Activity: Are you able to retype all the records below exactly?

### Task inputs ###

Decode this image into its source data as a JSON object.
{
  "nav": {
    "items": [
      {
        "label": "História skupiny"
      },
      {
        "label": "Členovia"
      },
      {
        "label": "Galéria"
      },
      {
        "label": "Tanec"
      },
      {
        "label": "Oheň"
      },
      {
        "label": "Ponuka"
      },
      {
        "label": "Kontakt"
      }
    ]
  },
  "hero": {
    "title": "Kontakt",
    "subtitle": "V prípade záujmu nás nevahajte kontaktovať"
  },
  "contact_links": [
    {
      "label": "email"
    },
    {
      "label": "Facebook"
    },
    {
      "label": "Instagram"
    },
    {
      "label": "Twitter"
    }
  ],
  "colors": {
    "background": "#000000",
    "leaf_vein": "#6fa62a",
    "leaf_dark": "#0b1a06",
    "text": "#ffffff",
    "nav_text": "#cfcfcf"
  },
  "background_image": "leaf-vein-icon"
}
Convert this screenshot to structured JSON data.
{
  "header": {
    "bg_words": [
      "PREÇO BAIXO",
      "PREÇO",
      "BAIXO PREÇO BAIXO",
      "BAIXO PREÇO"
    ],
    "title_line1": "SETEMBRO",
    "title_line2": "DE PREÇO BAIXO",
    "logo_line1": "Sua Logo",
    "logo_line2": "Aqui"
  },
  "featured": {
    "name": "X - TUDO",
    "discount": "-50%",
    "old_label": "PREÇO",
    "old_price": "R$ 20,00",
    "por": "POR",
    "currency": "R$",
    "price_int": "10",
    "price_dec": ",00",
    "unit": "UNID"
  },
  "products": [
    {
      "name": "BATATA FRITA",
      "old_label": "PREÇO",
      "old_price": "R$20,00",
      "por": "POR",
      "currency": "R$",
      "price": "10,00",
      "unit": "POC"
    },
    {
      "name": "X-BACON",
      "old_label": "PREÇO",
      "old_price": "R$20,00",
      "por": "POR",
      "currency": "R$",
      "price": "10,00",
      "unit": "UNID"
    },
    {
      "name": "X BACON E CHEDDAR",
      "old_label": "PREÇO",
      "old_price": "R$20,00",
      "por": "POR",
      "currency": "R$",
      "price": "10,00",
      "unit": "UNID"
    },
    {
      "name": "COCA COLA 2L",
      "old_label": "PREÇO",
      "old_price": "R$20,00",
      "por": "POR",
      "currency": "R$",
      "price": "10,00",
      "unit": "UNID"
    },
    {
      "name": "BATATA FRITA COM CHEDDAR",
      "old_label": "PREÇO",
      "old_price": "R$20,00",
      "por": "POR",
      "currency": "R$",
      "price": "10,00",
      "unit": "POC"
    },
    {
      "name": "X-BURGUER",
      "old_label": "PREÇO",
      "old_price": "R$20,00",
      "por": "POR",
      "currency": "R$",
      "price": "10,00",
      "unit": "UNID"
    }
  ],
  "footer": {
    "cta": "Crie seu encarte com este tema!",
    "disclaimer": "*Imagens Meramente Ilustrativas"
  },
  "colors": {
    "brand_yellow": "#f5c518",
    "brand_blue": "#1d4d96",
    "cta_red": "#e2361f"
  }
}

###

Response to this task:
Decode this image into its source data as a JSON object.
{
  "nav": {
    "items": [
      {
        "label": "História skupiny"
      },
      {
        "label": "Členovia"
      },
      {
        "label": "Galéria"
      },
      {
        "label": "Tanec"
      },
      {
        "label": "Oheň"
      },
      {
        "label": "Ponuka"
      },
      {
        "label": "Kontakt"
      }
    ]
  },
  "hero": {
    "title": "Kontakt",
    "subtitle": "V prípade záujmu nás nevahajte kontaktovať"
  },
  "contact_links": [
    {
      "label": "email"
    },
    {
      "label": "Facebook"
    },
    {
      "label": "Instagram"
    },
    {
      "label": "Twitter"
    }
  ],
  "colors": {
    "background": "#000000",
    "leaf_vein": "#6fa62a",
    "leaf_dark": "#0b1a06",
    "text": "#ffffff",
    "nav_text": "#cfcfcf"
  },
  "background_image": "leaf-vein-icon"
}
Convert this screenshot to structured JSON data.
{
  "header": {
    "bg_words": [
      "PREÇO BAIXO",
      "PREÇO",
      "BAIXO PREÇO BAIXO",
      "BAIXO PREÇO"
    ],
    "title_line1": "SETEMBRO",
    "title_line2": "DE PREÇO BAIXO",
    "logo_line1": "Sua Logo",
    "logo_line2": "Aqui"
  },
  "featured": {
    "name": "X - TUDO",
    "discount": "-50%",
    "old_label": "PREÇO",
    "old_price": "R$ 20,00",
    "por": "POR",
    "currency": "R$",
    "price_int": "10",
    "price_dec": ",00",
    "unit": "UNID"
  },
  "products": [
    {
      "name": "BATATA FRITA",
      "old_label": "PREÇO",
      "old_price": "R$20,00",
      "por": "POR",
      "currency": "R$",
      "price": "10,00",
      "unit": "POC"
    },
    {
      "name": "X-BACON",
      "old_label": "PREÇO",
      "old_price": "R$20,00",
      "por": "POR",
      "currency": "R$",
      "price": "10,00",
      "unit": "UNID"
    },
    {
      "name": "X BACON E CHEDDAR",
      "old_label": "PREÇO",
      "old_price": "R$20,00",
      "por": "POR",
      "currency": "R$",
      "price": "10,00",
      "unit": "UNID"
    },
    {
      "name": "COCA COLA 2L",
      "old_label": "PREÇO",
      "old_price": "R$20,00",
      "por": "POR",
      "currency": "R$",
      "price": "10,00",
      "unit": "UNID"
    },
    {
      "name": "BATATA FRITA COM CHEDDAR",
      "old_label": "PREÇO",
      "old_price": "R$20,00",
      "por": "POR",
      "currency": "R$",
      "price": "10,00",
      "unit": "POC"
    },
    {
      "name": "X-BURGUER",
      "old_label": "PREÇO",
      "old_price": "R$20,00",
      "por": "POR",
      "currency": "R$",
      "price": "10,00",
      "unit": "UNID"
    }
  ],
  "footer": {
    "cta": "Crie seu encarte com este tema!",
    "disclaimer": "*Imagens Meramente Ilustrativas"
  },
  "colors": {
    "brand_yellow": "#f5c518",
    "brand_blue": "#1d4d96",
    "cta_red": "#e2361f"
  }
}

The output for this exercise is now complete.